His model thrived, and gained the support of Agbiz, the commercial banks, Land Bank, AFGRI, Humansdorp Co-op, Wildlife Ranching SA. It led to a partnership agreement between Agri Limpopo and AFASA which was initiated by Mohammad himself. It became the cornerstone of South African farmers’ involvement elsewhere in Africa through the structures of Agri All Africa. It has indisputably proven itself to be the most successful model for land reform and rural development in South Africa.

Envisioning a peaceful, prosperous South Africa

After the Ministerial Advisory Committee on Agriculture, of which Mohammad was a member, published their report in May 2019, and my public criticism against it, we met at a hotel in Stellenbosch to thrash out our differences. He came well prepared, with media clips and notes neatly tucked in a file. He had a well-considered answer to each of my questions, until I asked him what marks he would have given for the report if it was submitted by a student as a master’s thesis? With his shy smile he answered that it was not an academic study, but an imperfect political compromise; the best one available under current circumstances.

For Mohammad Karaan it was never about his land reform model, or the interests of any sector or community. It was about a normalised South Africa in which we all could thrive in peace and prosperity. That was his dream. He had plans how to get there, and I was one of many farmers who bought into those plans. His extraordinary communication skills, which were founded more on the way he listened than on how he spoke, was enough to convince me. He was on his way to the try line and refused to be brought down.

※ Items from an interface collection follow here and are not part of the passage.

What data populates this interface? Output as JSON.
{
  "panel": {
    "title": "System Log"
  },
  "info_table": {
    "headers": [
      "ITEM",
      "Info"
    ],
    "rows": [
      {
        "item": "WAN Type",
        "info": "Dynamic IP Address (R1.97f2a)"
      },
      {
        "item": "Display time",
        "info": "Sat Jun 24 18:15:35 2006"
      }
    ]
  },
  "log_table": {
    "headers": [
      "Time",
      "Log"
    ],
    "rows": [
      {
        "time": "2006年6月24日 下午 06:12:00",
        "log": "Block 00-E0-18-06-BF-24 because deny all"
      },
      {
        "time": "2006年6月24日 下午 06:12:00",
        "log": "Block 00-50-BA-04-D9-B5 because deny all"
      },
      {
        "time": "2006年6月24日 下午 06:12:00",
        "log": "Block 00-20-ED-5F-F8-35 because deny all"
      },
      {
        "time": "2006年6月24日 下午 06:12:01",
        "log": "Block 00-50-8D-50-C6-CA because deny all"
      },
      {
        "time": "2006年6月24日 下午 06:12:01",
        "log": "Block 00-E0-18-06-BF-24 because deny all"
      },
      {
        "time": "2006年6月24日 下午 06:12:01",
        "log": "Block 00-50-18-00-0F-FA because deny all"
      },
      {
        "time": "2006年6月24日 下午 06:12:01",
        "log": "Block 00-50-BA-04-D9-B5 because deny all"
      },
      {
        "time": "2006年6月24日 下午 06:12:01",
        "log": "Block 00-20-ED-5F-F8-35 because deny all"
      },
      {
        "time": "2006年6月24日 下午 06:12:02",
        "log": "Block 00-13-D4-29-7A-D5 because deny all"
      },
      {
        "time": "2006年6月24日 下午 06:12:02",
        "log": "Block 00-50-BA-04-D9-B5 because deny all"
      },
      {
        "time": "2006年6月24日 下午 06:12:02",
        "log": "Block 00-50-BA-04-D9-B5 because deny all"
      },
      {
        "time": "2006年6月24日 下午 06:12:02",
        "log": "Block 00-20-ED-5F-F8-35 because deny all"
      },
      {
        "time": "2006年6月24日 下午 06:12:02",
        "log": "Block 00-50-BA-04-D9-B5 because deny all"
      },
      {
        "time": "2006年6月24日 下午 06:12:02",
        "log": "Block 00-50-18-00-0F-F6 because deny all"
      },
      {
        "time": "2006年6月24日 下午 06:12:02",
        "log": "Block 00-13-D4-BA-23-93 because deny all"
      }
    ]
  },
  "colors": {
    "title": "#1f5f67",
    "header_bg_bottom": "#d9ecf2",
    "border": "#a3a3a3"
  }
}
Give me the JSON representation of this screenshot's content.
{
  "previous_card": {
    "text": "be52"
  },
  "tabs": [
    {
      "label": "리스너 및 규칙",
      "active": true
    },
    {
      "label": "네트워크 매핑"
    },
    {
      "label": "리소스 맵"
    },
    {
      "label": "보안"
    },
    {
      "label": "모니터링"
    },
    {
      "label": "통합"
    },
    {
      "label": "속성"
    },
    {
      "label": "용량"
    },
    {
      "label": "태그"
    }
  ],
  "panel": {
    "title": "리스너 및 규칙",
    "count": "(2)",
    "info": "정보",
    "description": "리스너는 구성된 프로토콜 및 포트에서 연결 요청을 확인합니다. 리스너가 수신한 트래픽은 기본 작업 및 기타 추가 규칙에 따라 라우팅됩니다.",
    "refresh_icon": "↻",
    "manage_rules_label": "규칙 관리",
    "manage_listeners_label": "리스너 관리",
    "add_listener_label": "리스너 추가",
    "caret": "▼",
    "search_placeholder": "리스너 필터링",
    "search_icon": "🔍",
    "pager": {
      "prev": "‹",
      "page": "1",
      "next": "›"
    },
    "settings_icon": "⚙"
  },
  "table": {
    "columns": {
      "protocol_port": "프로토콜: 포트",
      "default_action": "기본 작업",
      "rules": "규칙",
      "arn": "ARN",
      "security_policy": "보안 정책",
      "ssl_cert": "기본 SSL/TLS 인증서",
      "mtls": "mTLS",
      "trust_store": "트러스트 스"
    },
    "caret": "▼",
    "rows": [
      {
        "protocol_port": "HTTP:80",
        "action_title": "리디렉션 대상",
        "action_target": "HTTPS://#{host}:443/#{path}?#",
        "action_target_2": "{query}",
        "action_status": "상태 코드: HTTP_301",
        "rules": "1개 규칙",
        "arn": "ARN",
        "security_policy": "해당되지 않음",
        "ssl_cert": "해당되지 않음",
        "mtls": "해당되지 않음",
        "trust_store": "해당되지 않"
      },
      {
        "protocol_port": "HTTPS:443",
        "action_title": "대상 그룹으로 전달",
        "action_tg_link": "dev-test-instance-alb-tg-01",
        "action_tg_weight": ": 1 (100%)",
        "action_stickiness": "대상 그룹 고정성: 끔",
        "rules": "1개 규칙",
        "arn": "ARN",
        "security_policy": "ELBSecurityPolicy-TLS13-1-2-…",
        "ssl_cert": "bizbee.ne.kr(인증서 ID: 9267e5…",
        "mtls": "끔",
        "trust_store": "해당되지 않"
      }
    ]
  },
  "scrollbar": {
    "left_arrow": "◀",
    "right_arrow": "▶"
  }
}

I am not the only one who will miss him dearly; the whole of South Africa will. But I believe that Mohammad left enough for us to pick up the ball and carry it to victory. – Dr Theo de Jager, chairperson of Saai’s board of directors and president of the World Farmers’ Organisation